If you’re not against me, Jesus says… If you’re just wiling to pass a cup of water, Jesus says…

Sometimes we work very hard to not be labeled as one of “those kinds of Christians” – I get it. Distinctions matter. Stating what we understand, and trying to be more and more faithful to the way of Jesus is good, necessary. But I think we know when we’re really just protecting our ego, working out of fear or anger – or trying so very hard to not look foolish.

Jesus exhibited massive patience, going overboard with his eagerness to welcome, his relentless desire to see the very best possibility in another. What if we practiced more gentleness and generosity toward each other – even toward those who represent the very things that ignite our ire? What if we decided to be Christian before everything else?

Everyone’s Invited to the Party

outside dinner party

Jesus once told a story about a king who threw an outrageous extravaganza to celebrate his son’s happy nuptials, a bash sure to blow the socks off every party planner in the kingdom. 5 star chefs filled the tables to overflowing. A chart-topping band stood ready to get the dance floor moving. The party giveaways would put Oprah’s Favorite Things to shame. However, in a shocking turn of events, every single one of the RSVP guests decided last minute they had better options and would not make the festivities. The king swallowed his pride, weathered the outrageous insult and pleaded a second time with the guests. Please, join us. The dinner’s ready. You won’t have to wait. It’s all gratis. It will be fun, I promise. Come, party with us. Yet again, every guest brushed off the invite.

But the king refused to surrender the party. This king never gives up on the possibility of joy. He sent his servants out for a third pass, instructing them to gather everyone they found, the riffraff and the wealthy entrepreneur, the ones who were belles of the ball at all the swankiest shindigs as well as those who never, ever get the call. Bring them all, good or bad, the king said. Robert Capon describes the scene:

[The King] doesn’t give a fig that they look like pigs and smell worse. He doesn’t care that they don’t know hors d’oeurves from Havana cigars. He doesn’t care that they eat with their hands and blow their noses without handkerchiefs. In other words, he does not make any stipulations about them at all. They do not have to get their act together in order to be worthy of the party, any more than the prodigal son had to guarantee amendment of life before getting the fatted calf. They have only, like the prodigal, to accept the acceptance and go with the flow. The king and the father, you see, are party people.

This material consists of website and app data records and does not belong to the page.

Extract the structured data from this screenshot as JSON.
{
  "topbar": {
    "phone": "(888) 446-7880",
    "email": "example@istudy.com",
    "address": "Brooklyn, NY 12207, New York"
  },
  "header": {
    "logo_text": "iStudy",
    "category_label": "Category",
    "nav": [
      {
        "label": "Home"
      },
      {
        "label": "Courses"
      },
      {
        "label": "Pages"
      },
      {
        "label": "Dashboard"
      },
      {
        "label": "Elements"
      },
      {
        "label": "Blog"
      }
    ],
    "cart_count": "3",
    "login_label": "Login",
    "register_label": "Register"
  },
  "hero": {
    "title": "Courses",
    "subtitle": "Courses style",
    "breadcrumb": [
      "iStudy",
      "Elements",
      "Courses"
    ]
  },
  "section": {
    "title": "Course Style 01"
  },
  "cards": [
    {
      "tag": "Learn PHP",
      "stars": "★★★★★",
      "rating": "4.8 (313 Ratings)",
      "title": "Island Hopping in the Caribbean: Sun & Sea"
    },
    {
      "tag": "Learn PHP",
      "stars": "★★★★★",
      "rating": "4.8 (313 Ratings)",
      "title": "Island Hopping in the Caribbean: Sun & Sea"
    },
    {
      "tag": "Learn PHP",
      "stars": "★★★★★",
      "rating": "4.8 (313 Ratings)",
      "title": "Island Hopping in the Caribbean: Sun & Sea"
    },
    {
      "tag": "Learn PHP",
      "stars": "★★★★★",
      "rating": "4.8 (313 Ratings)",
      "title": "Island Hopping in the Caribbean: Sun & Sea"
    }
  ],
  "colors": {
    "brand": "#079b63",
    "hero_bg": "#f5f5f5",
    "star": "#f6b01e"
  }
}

So in streams the motley assortment of high society debutantes, roughnecks and more than a few moochers. And the king was glad to have each and every one. However, off in the corner sat a solitary sulker. This was the one person present who had refused the king’s gift of a wedding garment, the gift allowing everyone proper attire for the gala. Always the kind host, the king asked, “Friend, how did you miss the gift at the door? Why don’t we go pick out any suit you like.”

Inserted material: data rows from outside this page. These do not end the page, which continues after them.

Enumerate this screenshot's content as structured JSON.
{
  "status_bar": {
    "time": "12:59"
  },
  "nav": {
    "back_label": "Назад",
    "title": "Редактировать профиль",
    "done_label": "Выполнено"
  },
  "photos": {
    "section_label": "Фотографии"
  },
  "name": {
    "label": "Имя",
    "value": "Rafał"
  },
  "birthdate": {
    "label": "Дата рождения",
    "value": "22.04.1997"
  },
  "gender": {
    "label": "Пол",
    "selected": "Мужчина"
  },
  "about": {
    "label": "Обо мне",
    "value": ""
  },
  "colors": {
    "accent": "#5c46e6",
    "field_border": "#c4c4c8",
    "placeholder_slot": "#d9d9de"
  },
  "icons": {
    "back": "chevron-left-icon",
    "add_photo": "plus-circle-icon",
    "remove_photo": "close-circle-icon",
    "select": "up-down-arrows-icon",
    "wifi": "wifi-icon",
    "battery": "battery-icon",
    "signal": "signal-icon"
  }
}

But the brooding man sat mute. His silence leveled yet another snub of the party, another rebuff of the king. Apparently it’s possible to be at the party without really being at the party. At least the first set of guests had the decency to not feign interest, but this silent, sulking fellow mocked the generosity with his defiant posture. So the king gave the sulker what he wanted. The man obviously had no desire for the festivities, so the king removed him from the banquet hall with the vigor that surely would catch his attention and surely would force him to grapple with how, outside the king’s party, there’s sorrow, not feasting.

But everything about the story tells me this: the door was always open. With only the slightest wisp of interest, the king would again welcome the man back onto the dance floor.

The sad truth is this: not everyone wants the party. Everyone gets the invite, but not everyone has the good sense to show up and join in the soiree. But the party’s waiting for us, always. If you’ve ever wondered if you’re included – you are. And if you’ve ever wondered if you’ve run so far that you wouldn’t be welcomed back – you haven’t.